Today was Apple's official launch announcement of its Apple Watch device, which will become available on April 24 for $349 for a base model and up to $10,000+ for its luxury models.
First unveiled last September, the Apple Watch is the company's answer to a wide variety of Android and Windows watches that were released in 2014. One of my colleagues wondered today if Apple delayed its release to Spring 2015 to add hype and separation from its competitors, many of whom rushed to release before Christmas. Not a bad idea, especially since previously released smartwatches have so far failed to capture the imagination of mainstream consumers.
By launching the Apple Watch this spring, Apple added hype for it and created separation from its rivals.
"Apple Watch Sport, the low-end model housed in aluminum, starts at $349 for the 38mm model and $399 for the 42mm model," wrote The Verge's John Kastrenakes today. "The stainless steel Apple Watch will start at $549 for the 38mm model and $599 for the 42mm model, with prices ranging up to $1,049 and $1,099 depending on the band they're paired with. The 18-karat gold Apple Watch Edition (pictured above) will start at $10,000. Those will only be available in select retail stores."
Apple is taking preorders for the new watches beginning April 10.
"As opposed to a phone or a tablet, where what’s inside matters most, the Apple Watch is invariably a fashion product just as much as it is a computing tool," wrote TechCrunch's Jordan Crook. "While the iconic and uniform look of the watch face itself will act as a status symbol in its own right, no one wants to wear the exact same thing as everyone else.
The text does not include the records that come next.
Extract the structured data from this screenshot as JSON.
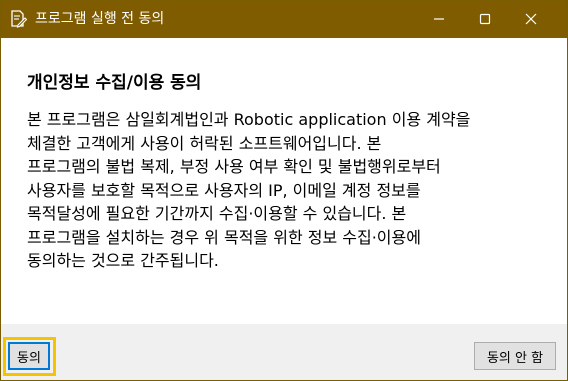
{
  "window": {
    "title": "프로그램 실행 전 동의",
    "icons": {
      "app": "document-pen-icon",
      "minimize": "minimize-icon",
      "maximize": "maximize-icon",
      "close": "close-icon"
    }
  },
  "content": {
    "heading": "개인정보 수집/이용 동의",
    "lines": [
      "본 프로그램은 삼일회계법인과 Robotic application 이용 계약을",
      "체결한 고객에게 사용이 허락된 소프트웨어입니다. 본",
      "프로그램의 불법 복제, 부정 사용 여부 확인 및 불법행위로부터",
      "사용자를 보호할 목적으로 사용자의 IP, 이메일 계정 정보를",
      "목적달성에 필요한 기간까지 수집·이용할 수 있습니다. 본",
      "프로그램을 설치하는 경우 위 목적을 위한 정보 수집·이용에",
      "동의하는 것으로 간주됩니다."
    ]
  },
  "footer": {
    "agree_label": "동의",
    "disagree_label": "동의 안 함"
  },
  "colors": {
    "titlebar": "#805c00",
    "highlight": "#f5c400",
    "footer_bg": "#f0f0f0"
  }
}
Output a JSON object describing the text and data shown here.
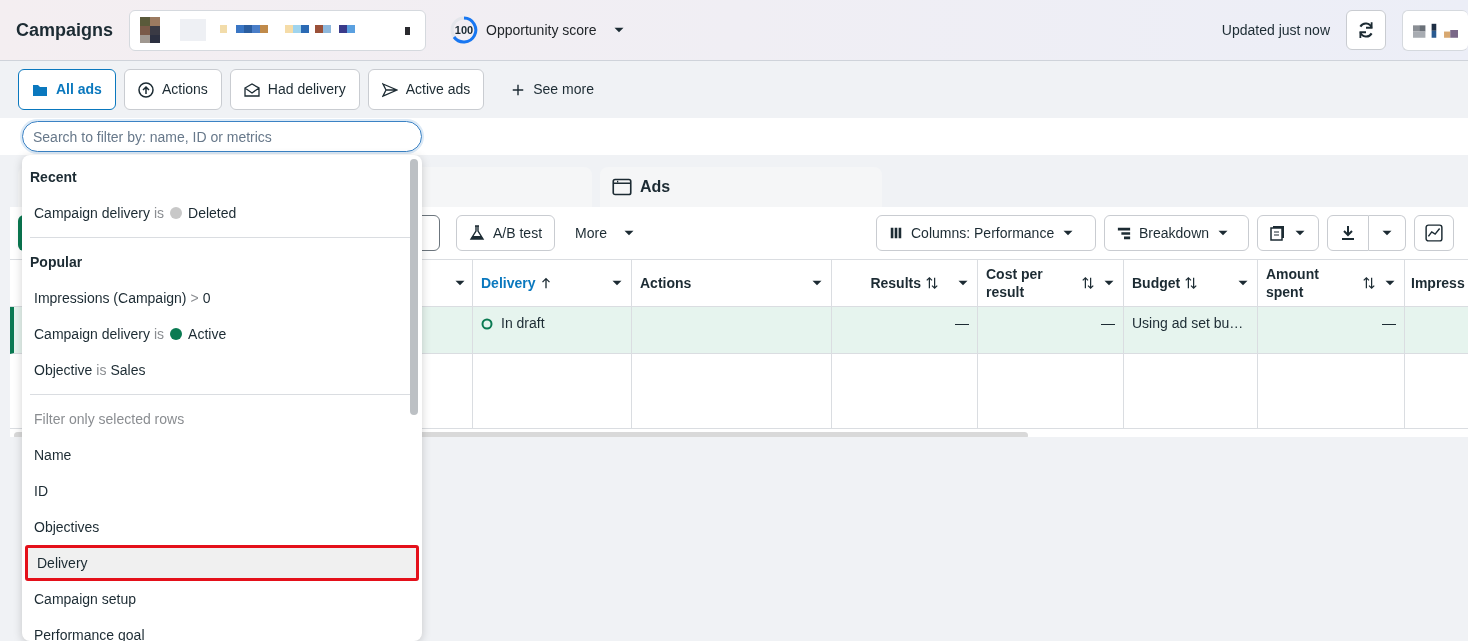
{
  "header": {
    "title": "Campaigns",
    "score": "100",
    "score_label": "Opportunity score",
    "updated": "Updated just now"
  },
  "filter_tabs": [
    {
      "label": "All ads",
      "selected": true
    },
    {
      "label": "Actions",
      "selected": false
    },
    {
      "label": "Had delivery",
      "selected": false
    },
    {
      "label": "Active ads",
      "selected": false
    }
  ],
  "see_more": "See more",
  "search": {
    "placeholder": "Search to filter by: name, ID or metrics"
  },
  "level_tabs": [
    {
      "label": "Ads",
      "selected": false
    }
  ],
  "toolbar": {
    "ab_test": "A/B test",
    "more": "More",
    "columns": "Columns: Performance",
    "breakdown": "Breakdown"
  },
  "table": {
    "columns": [
      {
        "label": "Delivery",
        "kind": "sorted"
      },
      {
        "label": "Actions",
        "kind": "plain"
      },
      {
        "label": "Results",
        "kind": "sortable"
      },
      {
        "label": "Cost per result",
        "kind": "sortable"
      },
      {
        "label": "Budget",
        "kind": "sortable"
      },
      {
        "label": "Amount spent",
        "kind": "sortable"
      },
      {
        "label": "Impress",
        "kind": "cut"
      }
    ],
    "rows": [
      {
        "selected": true,
        "cells": [
          "In draft",
          null,
          "—",
          "—",
          "Using ad set bu…",
          "—",
          null
        ]
      }
    ]
  },
  "dropdown": {
    "sections": [
      {
        "title": "Recent",
        "items": [
          {
            "field": "Campaign delivery",
            "op": "is",
            "value": "Deleted",
            "color": "#c8c8c8"
          }
        ]
      },
      {
        "title": "Popular",
        "items": [
          {
            "field": "Impressions (Campaign)",
            "op": ">",
            "value": "0"
          },
          {
            "field": "Campaign delivery",
            "op": "is",
            "value": "Active",
            "color": "#0a7a52"
          },
          {
            "field": "Objective",
            "op": "is",
            "value": "Sales"
          }
        ]
      }
    ],
    "hint": "Filter only selected rows",
    "fields": [
      {
        "label": "Name",
        "selected": false
      },
      {
        "label": "ID",
        "selected": false
      },
      {
        "label": "Objectives",
        "selected": false
      },
      {
        "label": "Delivery",
        "selected": true
      },
      {
        "label": "Campaign setup",
        "selected": false
      },
      {
        "label": "Performance goal",
        "selected": false
      }
    ]
  }
}
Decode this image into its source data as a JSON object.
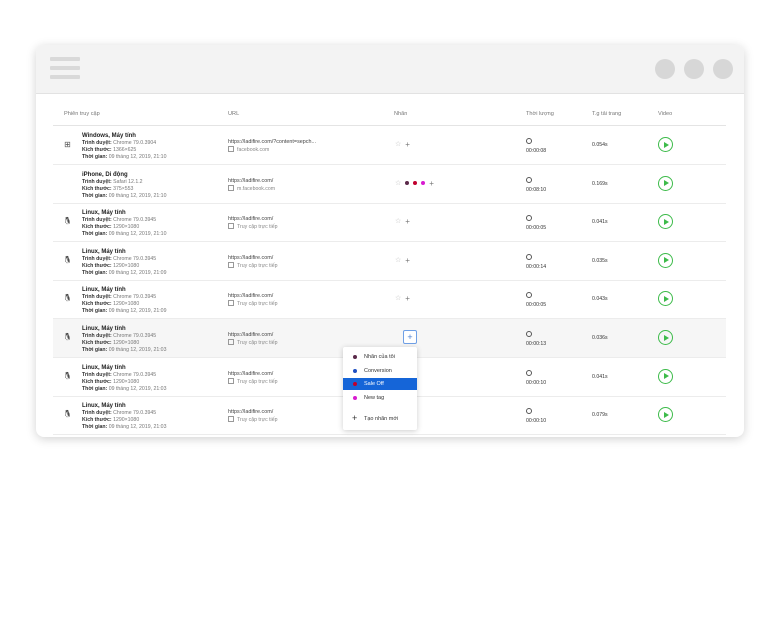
{
  "columns": [
    "Phiên truy cập",
    "URL",
    "Nhãn",
    "Thời lượng",
    "T.g tải trang",
    "Video"
  ],
  "rows": [
    {
      "os": "windows",
      "title": "Windows, Máy tính",
      "browser_label": "Trình duyệt:",
      "browser": "Chrome 79.0.3904",
      "size_label": "Kích thước:",
      "size": "1366×625",
      "time_label": "Thời gian:",
      "time": "09 tháng 12, 2019, 21:10",
      "url": "https://ladifire.com/?content=sepch...",
      "source": "facebook.com",
      "tags": [],
      "duration": "00:00:08",
      "load": "0.054s"
    },
    {
      "os": "apple",
      "title": "iPhone, Di động",
      "browser_label": "Trình duyệt:",
      "browser": "Safari 12.1.2",
      "size_label": "Kích thước:",
      "size": "375×553",
      "time_label": "Thời gian:",
      "time": "09 tháng 12, 2019, 21:10",
      "url": "https://ladifire.com/",
      "source": "m.facebook.com",
      "tags": [
        "#5b2a4a",
        "#c0002e",
        "#d81bd0"
      ],
      "duration": "00:08:10",
      "load": "0.169s"
    },
    {
      "os": "linux",
      "title": "Linux, Máy tính",
      "browser_label": "Trình duyệt:",
      "browser": "Chrome 79.0.3945",
      "size_label": "Kích thước:",
      "size": "1290×1080",
      "time_label": "Thời gian:",
      "time": "09 tháng 12, 2019, 21:10",
      "url": "https://ladifire.com/",
      "source": "Truy cập trực tiếp",
      "tags": [],
      "duration": "00:00:05",
      "load": "0.041s"
    },
    {
      "os": "linux",
      "title": "Linux, Máy tính",
      "browser_label": "Trình duyệt:",
      "browser": "Chrome 79.0.3945",
      "size_label": "Kích thước:",
      "size": "1290×1080",
      "time_label": "Thời gian:",
      "time": "09 tháng 12, 2019, 21:09",
      "url": "https://ladifire.com/",
      "source": "Truy cập trực tiếp",
      "tags": [],
      "duration": "00:00:14",
      "load": "0.035s"
    },
    {
      "os": "linux",
      "title": "Linux, Máy tính",
      "browser_label": "Trình duyệt:",
      "browser": "Chrome 79.0.3945",
      "size_label": "Kích thước:",
      "size": "1290×1080",
      "time_label": "Thời gian:",
      "time": "09 tháng 12, 2019, 21:09",
      "url": "https://ladifire.com/",
      "source": "Truy cập trực tiếp",
      "tags": [],
      "duration": "00:00:05",
      "load": "0.043s"
    },
    {
      "os": "linux",
      "title": "Linux, Máy tính",
      "browser_label": "Trình duyệt:",
      "browser": "Chrome 79.0.3945",
      "size_label": "Kích thước:",
      "size": "1290×1080",
      "time_label": "Thời gian:",
      "time": "09 tháng 12, 2019, 21:03",
      "url": "https://ladifire.com/",
      "source": "Truy cập trực tiếp",
      "tags": [],
      "duration": "00:00:13",
      "load": "0.036s",
      "highlighted": true
    },
    {
      "os": "linux",
      "title": "Linux, Máy tính",
      "browser_label": "Trình duyệt:",
      "browser": "Chrome 79.0.3945",
      "size_label": "Kích thước:",
      "size": "1290×1080",
      "time_label": "Thời gian:",
      "time": "09 tháng 12, 2019, 21:03",
      "url": "https://ladifire.com/",
      "source": "Truy cập trực tiếp",
      "tags": [],
      "duration": "00:00:10",
      "load": "0.041s"
    },
    {
      "os": "linux",
      "title": "Linux, Máy tính",
      "browser_label": "Trình duyệt:",
      "browser": "Chrome 79.0.3945",
      "size_label": "Kích thước:",
      "size": "1290×1080",
      "time_label": "Thời gian:",
      "time": "09 tháng 12, 2019, 21:03",
      "url": "https://ladifire.com/",
      "source": "Truy cập trực tiếp",
      "tags": [],
      "duration": "00:00:10",
      "load": "0.079s"
    }
  ],
  "dropdown": {
    "items": [
      {
        "label": "Nhãn của tôi",
        "color": "#5b2a4a",
        "selected": false
      },
      {
        "label": "Conversion",
        "color": "#1e4fc2",
        "selected": false
      },
      {
        "label": "Sale Off",
        "color": "#c0002e",
        "selected": true
      },
      {
        "label": "New tag",
        "color": "#d81bd0",
        "selected": false
      }
    ],
    "new_label": "Tạo nhãn mới"
  }
}
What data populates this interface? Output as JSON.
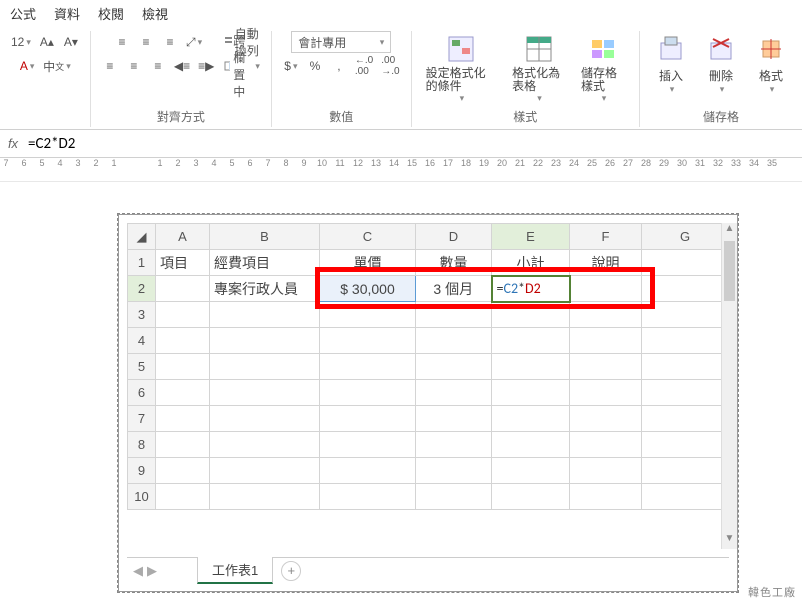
{
  "menu": {
    "formulas": "公式",
    "data": "資料",
    "review": "校閱",
    "view": "檢視"
  },
  "ribbon": {
    "font": {
      "size": "12"
    },
    "alignment": {
      "wrap": "自動換列",
      "merge": "跨欄置中",
      "group": "對齊方式"
    },
    "number": {
      "format": "會計專用",
      "currency": "$",
      "percent": "%",
      "comma": ",",
      "inc": ".0₁.00",
      "dec": ".00₁.0",
      "group": "數值"
    },
    "styles": {
      "cond": "設定格式化的條件",
      "table": "格式化為表格",
      "cell": "儲存格樣式",
      "group": "樣式"
    },
    "cells": {
      "insert": "插入",
      "delete": "刪除",
      "format": "格式",
      "group": "儲存格"
    }
  },
  "formula_bar": {
    "value": "=C2*D2"
  },
  "headers": {
    "cols": [
      "A",
      "B",
      "C",
      "D",
      "E",
      "F",
      "G"
    ]
  },
  "rows": {
    "r1": {
      "A": "項目",
      "B": "經費項目",
      "C": "單價",
      "D": "數量",
      "E": "小計",
      "F": "說明"
    },
    "r2": {
      "B": "專案行政人員",
      "C": "$ 30,000",
      "D": "3 個月",
      "E_eq": "=",
      "E_refC": "C2",
      "E_op": "*",
      "E_refD": "D2"
    }
  },
  "sheet_tab": {
    "name": "工作表1"
  },
  "watermark": "韓色工廠"
}
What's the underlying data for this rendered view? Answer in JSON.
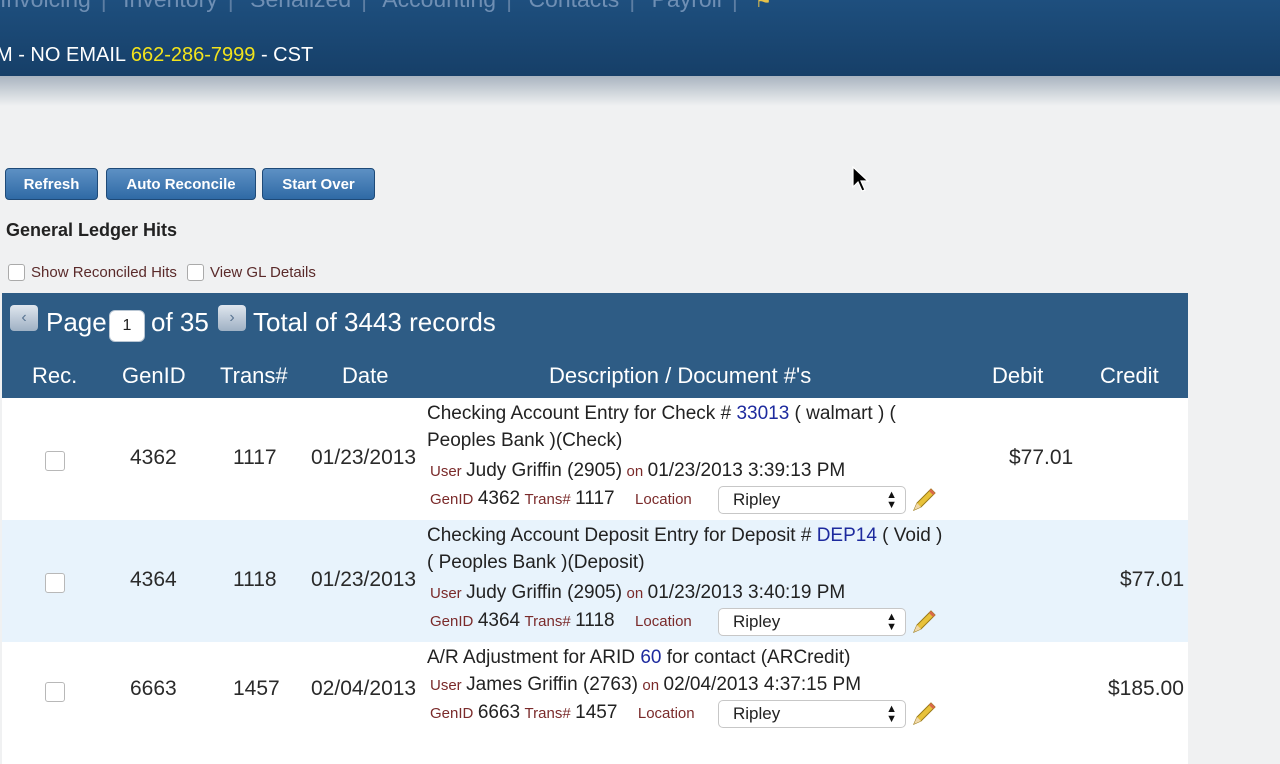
{
  "nav": {
    "items": [
      "Invoicing",
      "Inventory",
      "Serialized",
      "Accounting",
      "Contacts",
      "Payroll"
    ],
    "separator": "|",
    "end_icon": "home-icon"
  },
  "info": {
    "prefix": "M - NO EMAIL",
    "phone": "662-286-7999",
    "suffix": "- CST"
  },
  "toolbar": {
    "refresh_label": "Refresh",
    "auto_reconcile_label": "Auto Reconcile",
    "start_over_label": "Start Over"
  },
  "section_title": "General Ledger Hits",
  "options": {
    "show_reconciled_label": "Show Reconciled Hits",
    "view_gl_label": "View GL Details"
  },
  "pager": {
    "page_label": "Page",
    "current_page": "1",
    "of_label": "of 35",
    "total_label": "Total of 3443 records"
  },
  "columns": {
    "rec": "Rec.",
    "genid": "GenID",
    "trans": "Trans#",
    "date": "Date",
    "description": "Description / Document #'s",
    "debit": "Debit",
    "credit": "Credit"
  },
  "labels": {
    "user": "User",
    "on": "on",
    "genid": "GenID",
    "trans": "Trans#",
    "location": "Location"
  },
  "rows": [
    {
      "genid": "4362",
      "trans": "1117",
      "date": "01/23/2013",
      "desc_pre": "Checking Account Entry for Check # ",
      "desc_link": "33013",
      "desc_post": " ( walmart ) ( Peoples Bank )(Check)",
      "user": "Judy Griffin (2905)",
      "timestamp": "01/23/2013 3:39:13 PM",
      "location": "Ripley",
      "debit": "$77.01",
      "credit": ""
    },
    {
      "genid": "4364",
      "trans": "1118",
      "date": "01/23/2013",
      "desc_pre": "Checking Account Deposit Entry for Deposit # ",
      "desc_link": "DEP14",
      "desc_post": " ( Void ) ( Peoples Bank )(Deposit)",
      "user": "Judy Griffin (2905)",
      "timestamp": "01/23/2013 3:40:19 PM",
      "location": "Ripley",
      "debit": "",
      "credit": "$77.01"
    },
    {
      "genid": "6663",
      "trans": "1457",
      "date": "02/04/2013",
      "desc_pre": "A/R Adjustment for ARID ",
      "desc_link": "60",
      "desc_post": " for contact (ARCredit)",
      "user": "James Griffin (2763)",
      "timestamp": "02/04/2013 4:37:15 PM",
      "location": "Ripley",
      "debit": "",
      "credit": "$185.00"
    }
  ],
  "colors": {
    "header_bg": "#2e5c85",
    "alt_row_bg": "#e8f3fc",
    "link": "#1d2a9e",
    "phone": "#f2e31c"
  }
}
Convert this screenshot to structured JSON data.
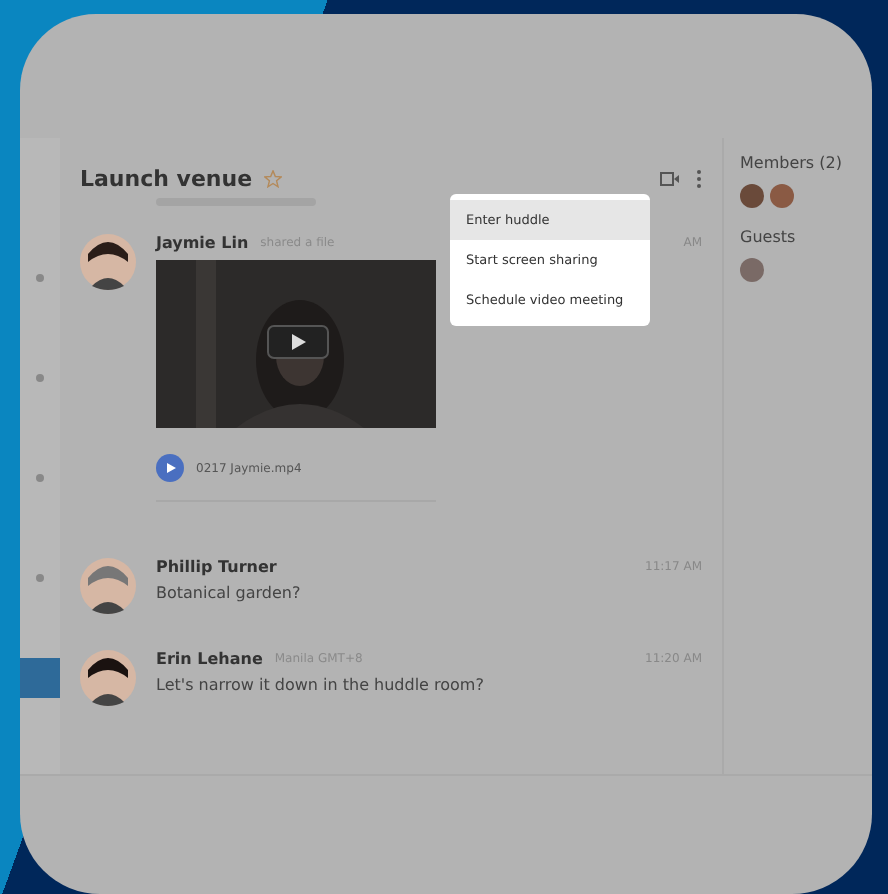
{
  "channel": {
    "title": "Launch venue",
    "starred": false
  },
  "messages": [
    {
      "author": "Jaymie Lin",
      "note": "shared a file",
      "time": "AM",
      "file": {
        "name": "0217 Jaymie.mp4"
      }
    },
    {
      "author": "Phillip Turner",
      "time": "11:17 AM",
      "text": "Botanical garden?"
    },
    {
      "author": "Erin Lehane",
      "status": "Manila GMT+8",
      "time": "11:20 AM",
      "text": "Let's narrow it down in the huddle room?"
    }
  ],
  "menu": [
    {
      "label": "Enter huddle",
      "selected": true
    },
    {
      "label": "Start screen sharing",
      "selected": false
    },
    {
      "label": "Schedule video meeting",
      "selected": false
    }
  ],
  "members": {
    "title": "Members (2)",
    "guests_title": "Guests"
  },
  "sidebar": [
    {
      "selected": false
    },
    {
      "selected": false
    },
    {
      "selected": false
    },
    {
      "selected": false
    },
    {
      "selected": true
    }
  ]
}
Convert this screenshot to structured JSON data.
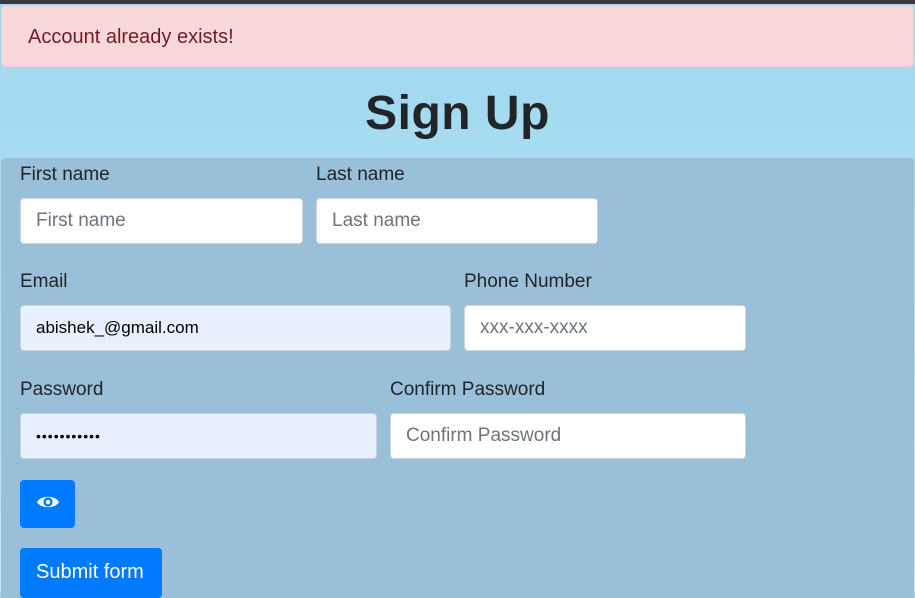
{
  "alert": {
    "message": "Account already exists!"
  },
  "page": {
    "title": "Sign Up"
  },
  "form": {
    "first_name": {
      "label": "First name",
      "placeholder": "First name",
      "value": ""
    },
    "last_name": {
      "label": "Last name",
      "placeholder": "Last name",
      "value": ""
    },
    "email": {
      "label": "Email",
      "value": "abishek_@gmail.com"
    },
    "phone": {
      "label": "Phone Number",
      "placeholder": "xxx-xxx-xxxx",
      "value": ""
    },
    "password": {
      "label": "Password",
      "value": "•••••••••••"
    },
    "confirm_password": {
      "label": "Confirm Password",
      "placeholder": "Confirm Password",
      "value": ""
    },
    "toggle_visibility": {
      "icon": "eye-icon"
    },
    "submit": {
      "label": "Submit form"
    }
  },
  "colors": {
    "alert_bg": "#f8d7da",
    "alert_text": "#721c24",
    "primary": "#007bff",
    "panel_bg": "#99c0d8",
    "autofill_bg": "#e8f0fe"
  }
}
A watch is inherently an accessory, and accessories are made to set us apart."
One of the biggest questions that remained unanswered by Apple today was: How long will its battery last? "A watch that lasts all day is an expectation, not an option," wrote The Globe and Mail's Shane Dingman (March 8). "In September, Apple suggested you'd recharge the Watch 'at night.'"
So what does this all mean for retailers?
Navneet Loiwal, CEO and co-founder of Shopular.com (a company specializing in mobile coupons), wrote a guest blog post on VentureBeat (March 7) about the retail potential of the Apple Watch and other wearables.
"Wearable technology is merely a micro sizing of (the) mobile experience — just smaller, more succinct, and accessible on your arm, head, or hand," he wrote. "By the nature of their condensed size, wearables are more closely tied to the user experience — reflecting real time movements and actions by the user himself."
The Apple Watch offers subtle marketing and 'subconscious' data capture possibilities to retailers.
Unlike a phone, which has to be taken out of the pocket and held to be used, wearables offer retailers greater possibilities for subtle marketing notifications (coupons, discounts, etc.) and 'subconscious' data capture. "Both the data collection and sensor-driven elements of the technology make it a Big Data dream with the ability to more closely track consumer spending and preferential shopping habits," Loiwal wrote.
Wearables also present an opportunity to improve the customer experience through the retail staff who wear them. "According to Price Waterhouse Cooper, 72 percent of consumers will look to wearable tech to improve customer service."